The first time I flew to London, there was only one must-visit stop on my itinerary: Antenna, a hair salon.
I was in my early 20s and tired of the staid, salesman-training-program haircuts I’d been getting for years. I wanted a hairstyle that immediately declared I was unconventional. Antenna was often name-dropped in The Face, a hip British pop culture magazine, so it seemed like the perfect place to get one.
I left with a pretty strong resemblance to Robert Smith of the Cure. My hair was short on the sides and long in the back and on top, where it was sculptured into craggy stalagmites.
I flew home and did my best to maintain this gravity-defying work of art. I bought every can of Aqua Net I could find. One day, I bumped into a friend who took one look at me and said, “Oh, you’re a Goth.”

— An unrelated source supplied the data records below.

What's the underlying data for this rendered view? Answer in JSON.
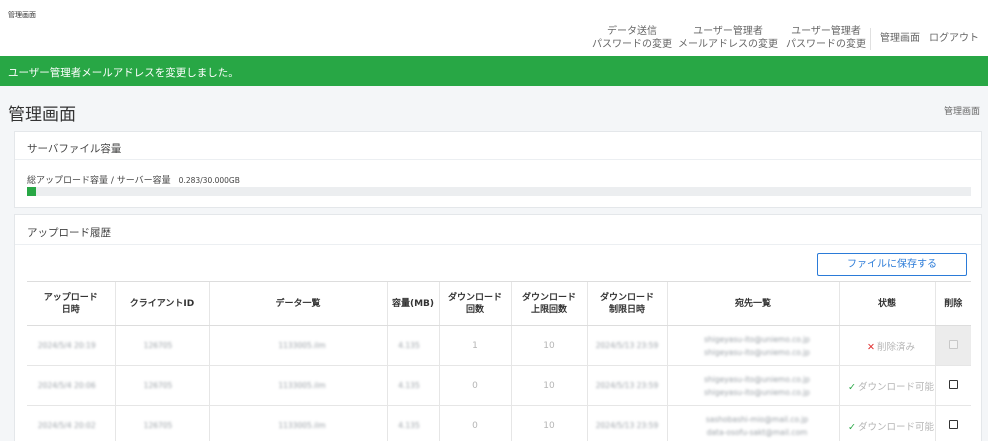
{
  "window": {
    "title": "管理画面"
  },
  "nav": {
    "items": [
      {
        "line1": "データ送信",
        "line2": "パスワードの変更"
      },
      {
        "line1": "ユーザー管理者",
        "line2": "メールアドレスの変更"
      },
      {
        "line1": "ユーザー管理者",
        "line2": "パスワードの変更"
      },
      {
        "line1": "管理画面",
        "line2": ""
      },
      {
        "line1": "ログアウト",
        "line2": ""
      }
    ]
  },
  "alert": {
    "message": "ユーザー管理者メールアドレスを変更しました。",
    "color": "#28a745"
  },
  "page": {
    "title": "管理画面",
    "breadcrumb": "管理画面"
  },
  "capacity": {
    "title": "サーバファイル容量",
    "label": "総アップロード容量 / サーバー容量",
    "value": "0.283/30.000GB",
    "used_fraction": 0.0094
  },
  "history": {
    "title": "アップロード履歴",
    "save_button": "ファイルに保存する",
    "headers": {
      "datetime": [
        "アップロード",
        "日時"
      ],
      "client_id": "クライアントID",
      "data_list": "データ一覧",
      "size": "容量(MB)",
      "dl_count": [
        "ダウンロード",
        "回数"
      ],
      "dl_limit": [
        "ダウンロード",
        "上限回数"
      ],
      "dl_deadline": [
        "ダウンロード",
        "制限日時"
      ],
      "recipients": "宛先一覧",
      "status": "状態",
      "delete": "削除"
    },
    "rows": [
      {
        "datetime": "2024/5/4 20:19",
        "client_id": "126705",
        "data": "1133005.ilm",
        "size": "4.135",
        "dl_count": "1",
        "dl_limit": "10",
        "deadline": "2024/5/13 23:59",
        "recipients": [
          "shigeyasu-ito@uniemo.co.jp",
          "shigeyasu-ito@uniemo.co.jp"
        ],
        "status": "削除済み",
        "status_type": "deleted"
      },
      {
        "datetime": "2024/5/4 20:06",
        "client_id": "126705",
        "data": "1133005.ilm",
        "size": "4.135",
        "dl_count": "0",
        "dl_limit": "10",
        "deadline": "2024/5/13 23:59",
        "recipients": [
          "shigeyasu-ito@uniemo.co.jp",
          "shigeyasu-ito@uniemo.co.jp"
        ],
        "status": "ダウンロード可能",
        "status_type": "available"
      },
      {
        "datetime": "2024/5/4 20:02",
        "client_id": "126705",
        "data": "1133005.ilm",
        "size": "4.135",
        "dl_count": "0",
        "dl_limit": "10",
        "deadline": "2024/5/13 23:59",
        "recipients": [
          "sashobashi-mio@mail.co.jp",
          "data-osofu-sakt@mail.com"
        ],
        "status": "ダウンロード可能",
        "status_type": "available"
      }
    ]
  }
}
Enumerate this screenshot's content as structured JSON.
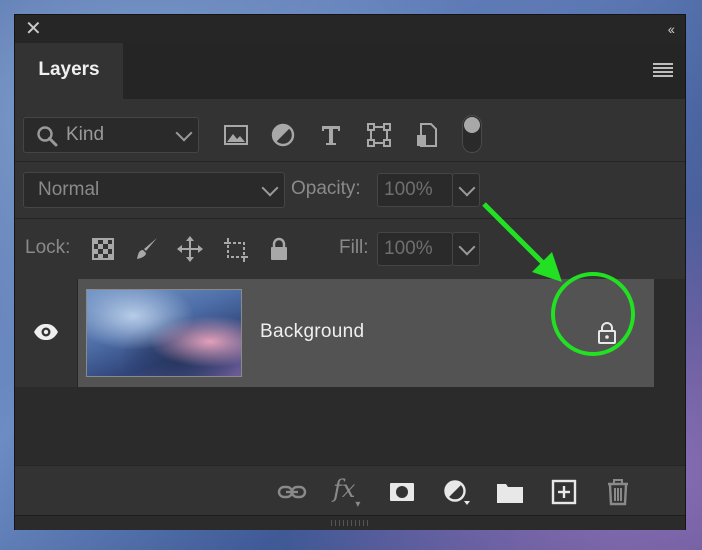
{
  "panel": {
    "tab_label": "Layers",
    "close_glyph": "✕",
    "collapse_glyph": "‹‹"
  },
  "filter": {
    "kind_label": "Kind",
    "icons": [
      "image-filter-icon",
      "adjustment-filter-icon",
      "type-filter-icon",
      "shape-filter-icon",
      "smart-object-filter-icon"
    ]
  },
  "blend": {
    "mode": "Normal",
    "opacity_label": "Opacity:",
    "opacity_value": "100%"
  },
  "lock": {
    "label": "Lock:",
    "fill_label": "Fill:",
    "fill_value": "100%",
    "icons": [
      "lock-transparent-pixels-icon",
      "lock-image-pixels-icon",
      "lock-position-icon",
      "lock-artboard-icon",
      "lock-all-icon"
    ]
  },
  "layers": [
    {
      "name": "Background",
      "visible": true,
      "locked": true
    }
  ],
  "footer": {
    "fx_label": "fx",
    "icons": [
      "link-layers-icon",
      "fx-icon",
      "add-mask-icon",
      "new-adjustment-icon",
      "new-group-icon",
      "new-layer-icon",
      "delete-layer-icon"
    ]
  },
  "annotation": {
    "color": "#22e022"
  }
}
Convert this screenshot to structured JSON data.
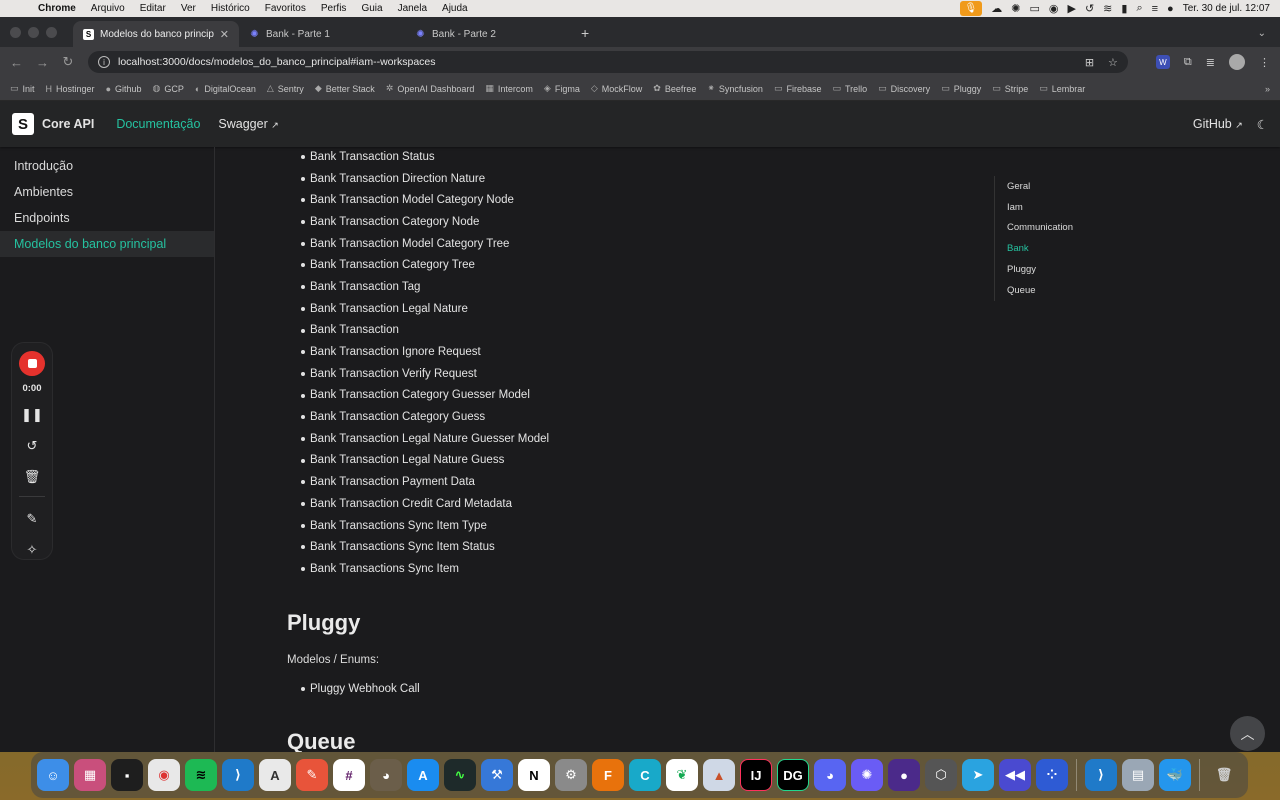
{
  "menubar": {
    "items": [
      "Chrome",
      "Arquivo",
      "Editar",
      "Ver",
      "Histórico",
      "Favoritos",
      "Perfis",
      "Guia",
      "Janela",
      "Ajuda"
    ],
    "clock": "Ter. 30 de jul.  12:07"
  },
  "tabs": [
    {
      "title": "Modelos do banco principal |",
      "icon": "docusaurus-icon",
      "active": true
    },
    {
      "title": "Bank - Parte 1",
      "icon": "star-icon",
      "active": false
    },
    {
      "title": "Bank - Parte 2",
      "icon": "star-icon",
      "active": false
    }
  ],
  "address": {
    "url": "localhost:3000/docs/modelos_do_banco_principal#iam--workspaces"
  },
  "bookmarks": [
    "Init",
    "Hostinger",
    "Github",
    "GCP",
    "DigitalOcean",
    "Sentry",
    "Better Stack",
    "OpenAI Dashboard",
    "Intercom",
    "Figma",
    "MockFlow",
    "Beefree",
    "Syncfusion",
    "Firebase",
    "Trello",
    "Discovery",
    "Pluggy",
    "Stripe",
    "Lembrar"
  ],
  "site": {
    "brand": "Core API",
    "nav": {
      "docs": "Documentação",
      "swagger": "Swagger",
      "github": "GitHub"
    }
  },
  "sidebar": {
    "items": [
      {
        "label": "Introdução",
        "active": false
      },
      {
        "label": "Ambientes",
        "active": false
      },
      {
        "label": "Endpoints",
        "active": false
      },
      {
        "label": "Modelos do banco principal",
        "active": true
      }
    ]
  },
  "content": {
    "bank_items": [
      "Bank Transaction Status",
      "Bank Transaction Direction Nature",
      "Bank Transaction Model Category Node",
      "Bank Transaction Category Node",
      "Bank Transaction Model Category Tree",
      "Bank Transaction Category Tree",
      "Bank Transaction Tag",
      "Bank Transaction Legal Nature",
      "Bank Transaction",
      "Bank Transaction Ignore Request",
      "Bank Transaction Verify Request",
      "Bank Transaction Category Guesser Model",
      "Bank Transaction Category Guess",
      "Bank Transaction Legal Nature Guesser Model",
      "Bank Transaction Legal Nature Guess",
      "Bank Transaction Payment Data",
      "Bank Transaction Credit Card Metadata",
      "Bank Transactions Sync Item Type",
      "Bank Transactions Sync Item Status",
      "Bank Transactions Sync Item"
    ],
    "pluggy_heading": "Pluggy",
    "pluggy_intro": "Modelos / Enums:",
    "pluggy_items": [
      "Pluggy Webhook Call"
    ],
    "queue_heading": "Queue"
  },
  "toc": [
    {
      "label": "Geral",
      "active": false
    },
    {
      "label": "Iam",
      "active": false
    },
    {
      "label": "Communication",
      "active": false
    },
    {
      "label": "Bank",
      "active": true
    },
    {
      "label": "Pluggy",
      "active": false
    },
    {
      "label": "Queue",
      "active": false
    }
  ],
  "recorder": {
    "time": "0:00"
  },
  "accent_color": "#25c2a0",
  "dock": [
    "finder-icon",
    "launchpad-icon",
    "terminal-icon",
    "chrome-icon",
    "spotify-icon",
    "vscode-icon",
    "fontforge-icon",
    "pencil-icon",
    "slack-icon",
    "gimp-icon",
    "appstore-icon",
    "activity-monitor-icon",
    "xcode-icon",
    "notion-icon",
    "system-settings-icon",
    "fusion360-icon",
    "cursor-icon",
    "mongodb-icon",
    "matlab-icon",
    "intellij-icon",
    "datagrip-icon",
    "discord-icon",
    "pinwheel-icon",
    "ball-icon",
    "unity-icon",
    "telegram-icon",
    "rewind-icon",
    "network-icon",
    "vscode-2-icon",
    "preview-icon",
    "docker-icon",
    "trash-icon"
  ]
}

I didn’t think of it that way — I had no interest in wearing PVC pants or red lipstick — but my friend had a point. I’d begun buying British import 12-inch singles and listening mainly to songs about rain, murder, the undead and other hilarious topics. As the man once said, I wore black on the outside, ’cause black was how I felt on the inside.
Goth’s other appeal was sexual. Some of my friends grew up fantasizing about Marcia Brady, but my TV crushes were dark-haired women with dark moods. I was in love with Morticia Addams and Lily Munster — even in Goth sitcoms, the wife is hotter than the husband. To me, Ally Sheedy was clearly the hot one in The Breakfast Club, not Molly Ringwald.
I thought about those years recently, because I’ve started listening to Depeche Mode again. It’s all well and good to sing “I think that God’s got a sick sense of humor” or “Let’s play master and servant” when you’re in your 20s and bondage gear is something that looks good on you, as opposed to something you’re wearing only because you lost the key. But the band’s singer, Dave Gahan, is 61 years old. Where’s the dignity? Maybe it’s time to retire or take up jazz.
Is there an age at which you have to admit you’re no longer an outlaw and just accept that you’re in your New Balance years? When I was in my 20s, I started shopping in vintage stores. My mother was horrified: “You’re wearing SOMEONE ELSE’S SHIRT? I’ll buy you a shirt.” I thrifted Hawaiian shirts, bowling shirts, all worn ironically.
I’ve kept a few of those clothes, including a few that will never fit again. But at some point, I felt self-conscious about wearing them. Once you’re the same age as vintage clothes, isn’t it time to stop wearing them?
I decided that, based on my love of “Policy of Truth” and “Never Let Me Down Again,” I owed something to Depeche Mode, so I listened to their new album, Memento Mori. It’s hard to believe, but they sound more cold and Germanic than ever. I would not have been surprised if Dave Gahan had shouted, “Now is the time on Sprockets when we dance.”
But when I paid attention to the lyrics, which Gahan croons in a kind of undead-Sinatra voice, I noticed lots of angels, ghosts, river crossings and other death-related images. The songs aren’t about disrupting the world, but about making sense of loss and drawing nearer to the day when you croak.
Sure, post-adolescence is Goth. But so is middle age. The two phases are pretty similar, though the reasons for melancholy change. I don’t have to worry about acne anymore, so instead, I’m despondent about ear hair. An obsession with death and the afterlife makes more sense when the generation ahead of you has passed on — or is that much closer to doing so — and you’re nearing your own expiration date.
In adolescence, doom is a constructed feeling, but in middle age, it feels more like steeling yourself for the inevitable. Ennui isn’t just a pose anymore; it’s being realistic about what comes next.
There are two stages of life when your body changes in ways you can’t control: adolescence and middle age. If Goth is something you grow out of, it’s also something you can grow back into. Maybe I’ll head over to London and get a new haircut at Antenna.